Most of my life has been spent away. My mother used to say I was always away with the fairies but really I was away from myself. Split off. You just have to show up people insist in life but you can show up without being there. Present in body. Absent in person.
A lot of adoptees find it hard not to run. We spend our lives fleeing from pain in the hope we might run into something that could make us feel whole again. We are like blindfolded sprinters, a noise announced our arrival but there are no lines to contain us and now we can’t find a finishing post in which to begin again.
Love is the same. Love to my puppy is cuddles and a squeaky hot dog. To me it’s an ending before the story began and a teddy bear who may have once been held by my mother. Her fingertips like pale shadows on his smooth cream fur.
I think it’s easier to love than to be loved, although neither is easy. You can choose to love and almost decide how much to do so like a cake recipe, spooning out your flour and jam with shiny silver spoons.
I shall be pragmatic and quiet like a sponge cake.
Extravagant like a rich chocolate gateau.
Quiet but loyal like a muffin.
Flighty like a cup cake.
Someone else loving us is much harder. Why would they? I don’t want to participate in a story you protest. There will be expectations and feelings and wants and needs and I don’t think I can make another human being happy.
And then you think, do they even know who I am?
I’m the girl without a face, hanging on by a thread. The child with a hole through her heart where her mother should have been. I can’t love and be loved and live out this merry dance. I can’t.
But we do, sometimes or we don’t. We often love others without knowing it I find because for people so terrified of love, we have a lot of it to give and we are often loved dearly by others, too but we don’t know or understand. It’s okay, we don’t have to understand something for it to be undoubtedly true. Things have a shape regardless.
We also have each other, us adoptees. A tribe to help us grow and I feel the fear but do it anyway.
You’re all welcome in my microwave. Just holler!

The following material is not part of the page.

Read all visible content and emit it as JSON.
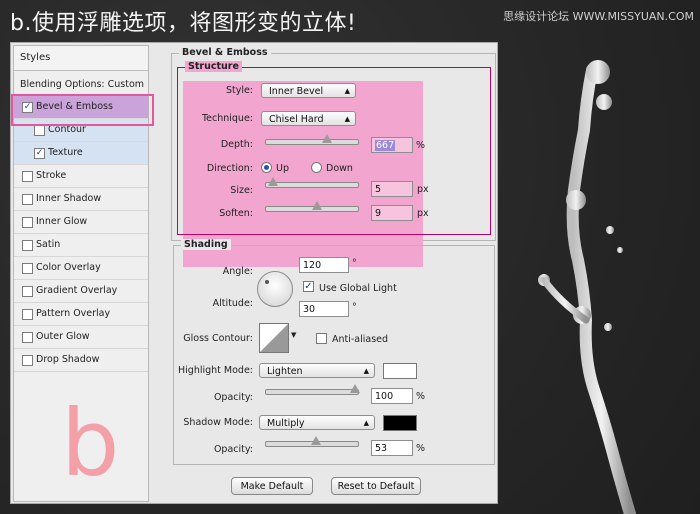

, . (2017). Hetti and The Microwave. Psych Central. Retrieved on October 17, 2017, from https://blogs.psychcentral.com/adoption/2017/10/hetti-and-the-microwave/